tal. 1977 the patient had several episodes of arthritis of both knees which responded to short courses of prednisone. In March, 1978, intermittent claudication of the right leg developed. The claudication distance rapidly decreased and within
Gocke, D. J., Hsu, K., Morgan, C., Bombardieri, S., Lockshin, M., Christian, C. L. Lancet, 1970, ii, 1149. 2. Gerber, M. A., Brodin, A., Steinberg, D., Vernance, S., Yang, C. H., Paronetto, F. New Engl. J. Med. 1972, 286, 14. 3. Fauci, A. S., Haynes, B. F., Katz, P. Ann intern. Med. 1978, 89, 660 4 Golomb, H. M., Catovsky, D., Golde, D.W. ibid. 1978, 89, 677. 5. Turner, A., Kjeldsberg, C. R. Medicine, 1978, 57, 478. 6. Kjeldsberg, C. R. Ann, intern Med. 1978, 88, 268.
Royal Postgraduate Medical School, London W12
G. R. V. HUGHES K. B. ELKON R. SPILLER D. CATOVSKY
YERSINIA ENTEROCOLITICA AND THYROID DISEASES IN SPAIN
SIR,-Studies in Denmark’2 and the U.S.A.3 have revealed high incidence of anti Yersinia enterocolitica (Y.E.) antibodies in several thyroid diseases. In Denmark, the prevalence of a
anti-Y.E. antibodies in the normal population is higher than it is in U.S.A.; nevertheless the incidence of antibodies to Y.E. serotype 3 is similar in patients of both countries with thyroid diseases. We have looked for anti-Y.E. antibodies serotypes 3 and 9, in sera of 154 patients with a variety of thyroid diseases and in 44 controls. Agglutination was done in a microtitre system
(Dynatech Corporation, Cambridge, Massachusetts) using as antigen strains supplied by Dr Sten Winblad (Lund University, Mahno, Sweden). In positive cases, seroagglutination to brucella was tested by the same method to see if there was a crossreaction. Titres of 1/8 or greater were considered significant (see table). The frequency of anti-Y.E. antibodies was similar in control individuals and in patients with thyroid diseases; positive cases were serotype 9 except in 1 control and in 1 patient with multinodular goitre.
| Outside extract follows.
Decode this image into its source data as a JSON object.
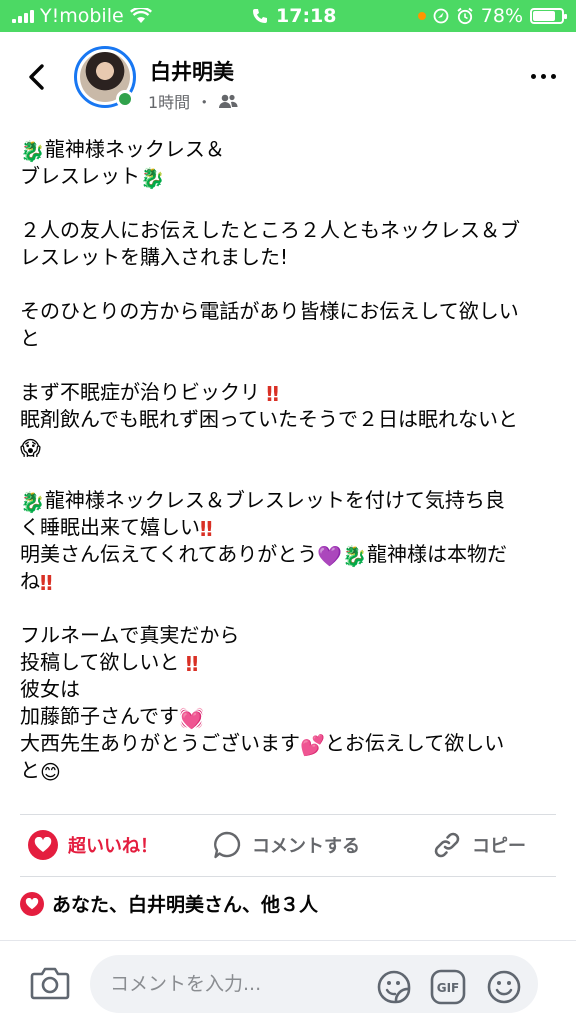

In positive cases with Graves’ disease, there was no relation to functional status; none of the positive cases 1. 2.
in arteries of both
Bech, K., Larsen, J. H., Hansen, J. M. Lancet, 1974, ii, 951. Bech, K., Nerup, J., Larsen, J. H. Acta endocr. 1977, 84, 87. 3. Shenkman, L., Bottone, E. J. Ann. intern. Med. 1976, 85, 735.